» Your assignment:
From the listing below, copy out every line where the word "Disk" appears.

» Material supplied:
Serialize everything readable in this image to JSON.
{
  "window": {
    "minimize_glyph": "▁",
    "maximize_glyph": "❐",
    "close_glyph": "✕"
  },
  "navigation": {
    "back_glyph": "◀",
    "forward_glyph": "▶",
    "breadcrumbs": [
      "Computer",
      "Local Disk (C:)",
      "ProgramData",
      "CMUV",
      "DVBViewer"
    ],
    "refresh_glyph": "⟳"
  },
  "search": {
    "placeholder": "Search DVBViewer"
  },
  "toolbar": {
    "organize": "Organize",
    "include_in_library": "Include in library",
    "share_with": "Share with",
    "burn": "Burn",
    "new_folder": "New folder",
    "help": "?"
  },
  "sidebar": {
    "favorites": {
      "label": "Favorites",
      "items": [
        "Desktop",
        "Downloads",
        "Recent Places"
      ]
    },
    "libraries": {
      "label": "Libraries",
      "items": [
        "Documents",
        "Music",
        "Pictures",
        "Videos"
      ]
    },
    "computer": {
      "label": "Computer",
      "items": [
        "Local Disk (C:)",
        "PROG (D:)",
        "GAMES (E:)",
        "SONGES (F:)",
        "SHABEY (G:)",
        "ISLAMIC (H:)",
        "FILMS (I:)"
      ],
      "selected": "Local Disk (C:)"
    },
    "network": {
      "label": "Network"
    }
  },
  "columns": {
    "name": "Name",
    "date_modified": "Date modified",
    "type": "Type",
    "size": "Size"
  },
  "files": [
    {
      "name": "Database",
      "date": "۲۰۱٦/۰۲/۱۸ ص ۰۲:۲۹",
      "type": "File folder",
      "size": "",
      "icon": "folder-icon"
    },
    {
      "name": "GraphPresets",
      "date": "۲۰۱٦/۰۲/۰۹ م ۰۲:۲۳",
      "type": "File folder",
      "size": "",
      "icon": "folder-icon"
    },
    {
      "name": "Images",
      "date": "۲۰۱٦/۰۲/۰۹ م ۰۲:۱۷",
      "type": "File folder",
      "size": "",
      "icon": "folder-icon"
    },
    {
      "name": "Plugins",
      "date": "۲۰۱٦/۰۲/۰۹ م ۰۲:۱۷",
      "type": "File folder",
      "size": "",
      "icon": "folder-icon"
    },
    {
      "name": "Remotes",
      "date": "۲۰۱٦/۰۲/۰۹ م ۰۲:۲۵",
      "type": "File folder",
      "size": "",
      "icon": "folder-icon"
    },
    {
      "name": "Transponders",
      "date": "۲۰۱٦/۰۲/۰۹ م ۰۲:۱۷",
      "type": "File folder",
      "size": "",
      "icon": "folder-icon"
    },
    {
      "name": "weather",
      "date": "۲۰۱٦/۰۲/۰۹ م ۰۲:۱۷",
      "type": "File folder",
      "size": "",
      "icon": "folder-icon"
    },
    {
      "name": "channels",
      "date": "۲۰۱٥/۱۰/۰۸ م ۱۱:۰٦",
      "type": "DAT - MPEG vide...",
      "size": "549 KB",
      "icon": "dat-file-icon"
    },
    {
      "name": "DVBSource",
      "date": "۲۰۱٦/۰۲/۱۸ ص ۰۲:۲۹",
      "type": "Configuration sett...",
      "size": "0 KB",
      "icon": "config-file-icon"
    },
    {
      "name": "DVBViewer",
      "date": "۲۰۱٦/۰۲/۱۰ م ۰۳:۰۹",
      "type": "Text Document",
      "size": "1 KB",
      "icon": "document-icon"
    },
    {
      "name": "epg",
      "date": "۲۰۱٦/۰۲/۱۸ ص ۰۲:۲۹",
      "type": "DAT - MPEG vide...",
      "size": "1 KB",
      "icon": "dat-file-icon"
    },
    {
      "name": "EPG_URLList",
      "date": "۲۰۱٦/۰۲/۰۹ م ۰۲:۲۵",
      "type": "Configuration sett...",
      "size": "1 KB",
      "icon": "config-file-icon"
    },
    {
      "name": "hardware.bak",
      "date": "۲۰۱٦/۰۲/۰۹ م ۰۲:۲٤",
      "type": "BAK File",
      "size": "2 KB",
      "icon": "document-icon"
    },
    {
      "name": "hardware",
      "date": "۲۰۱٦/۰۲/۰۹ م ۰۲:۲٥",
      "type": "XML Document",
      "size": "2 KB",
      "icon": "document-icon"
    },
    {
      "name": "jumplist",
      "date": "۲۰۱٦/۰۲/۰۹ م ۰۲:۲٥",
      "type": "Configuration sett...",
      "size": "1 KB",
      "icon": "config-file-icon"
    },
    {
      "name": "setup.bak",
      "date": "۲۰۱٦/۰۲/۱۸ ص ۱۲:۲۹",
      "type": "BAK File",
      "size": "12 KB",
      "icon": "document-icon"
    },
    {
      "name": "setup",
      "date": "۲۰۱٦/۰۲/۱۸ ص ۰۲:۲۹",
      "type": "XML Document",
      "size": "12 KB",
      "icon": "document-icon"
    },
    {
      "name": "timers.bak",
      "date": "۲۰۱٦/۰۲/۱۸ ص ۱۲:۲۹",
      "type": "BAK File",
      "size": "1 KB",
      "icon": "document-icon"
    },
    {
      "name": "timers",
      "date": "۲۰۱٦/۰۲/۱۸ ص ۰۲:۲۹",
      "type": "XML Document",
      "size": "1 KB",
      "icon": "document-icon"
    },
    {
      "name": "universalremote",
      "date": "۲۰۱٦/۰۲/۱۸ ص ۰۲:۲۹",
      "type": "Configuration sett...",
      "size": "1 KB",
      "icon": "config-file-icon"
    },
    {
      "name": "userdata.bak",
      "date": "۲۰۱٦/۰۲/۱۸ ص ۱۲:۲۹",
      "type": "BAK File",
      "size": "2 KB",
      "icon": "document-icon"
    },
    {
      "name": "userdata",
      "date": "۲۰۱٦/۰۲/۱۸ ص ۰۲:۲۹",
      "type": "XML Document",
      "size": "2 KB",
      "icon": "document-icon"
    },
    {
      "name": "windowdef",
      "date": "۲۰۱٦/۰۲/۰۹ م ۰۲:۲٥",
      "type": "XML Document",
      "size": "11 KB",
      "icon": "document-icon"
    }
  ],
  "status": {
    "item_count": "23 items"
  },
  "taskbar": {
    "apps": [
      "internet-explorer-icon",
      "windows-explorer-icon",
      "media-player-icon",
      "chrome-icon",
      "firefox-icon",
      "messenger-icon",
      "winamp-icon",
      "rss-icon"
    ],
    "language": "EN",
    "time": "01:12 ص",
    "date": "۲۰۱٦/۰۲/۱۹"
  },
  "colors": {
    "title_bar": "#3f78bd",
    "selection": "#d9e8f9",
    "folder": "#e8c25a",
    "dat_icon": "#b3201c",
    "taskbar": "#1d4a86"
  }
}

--

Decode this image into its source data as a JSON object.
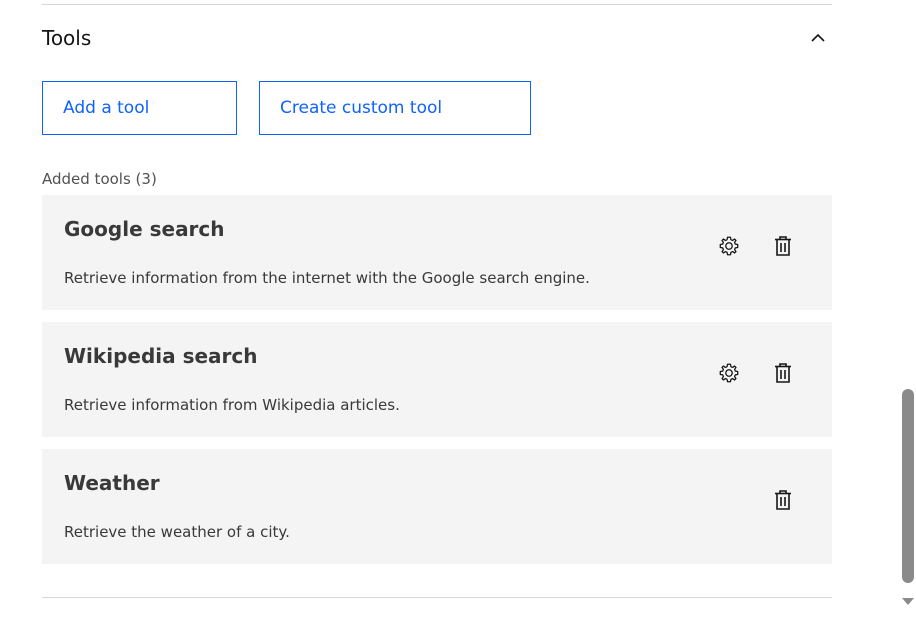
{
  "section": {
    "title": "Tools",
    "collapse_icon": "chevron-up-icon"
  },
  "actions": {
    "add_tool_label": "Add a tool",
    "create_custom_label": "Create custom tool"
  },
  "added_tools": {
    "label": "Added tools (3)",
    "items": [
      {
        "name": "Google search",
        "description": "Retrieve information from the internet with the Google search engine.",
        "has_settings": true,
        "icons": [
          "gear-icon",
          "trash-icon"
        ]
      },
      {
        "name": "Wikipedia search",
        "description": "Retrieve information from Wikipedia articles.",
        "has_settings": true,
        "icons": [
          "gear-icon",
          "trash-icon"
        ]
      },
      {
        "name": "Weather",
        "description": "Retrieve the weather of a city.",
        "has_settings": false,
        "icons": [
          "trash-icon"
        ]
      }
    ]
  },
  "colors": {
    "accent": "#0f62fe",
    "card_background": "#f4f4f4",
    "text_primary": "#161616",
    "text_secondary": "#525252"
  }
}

» Answer section:
      "Local Disk (C:)",
        "Local Disk (C:)",
      "selected": "Local Disk (C:)"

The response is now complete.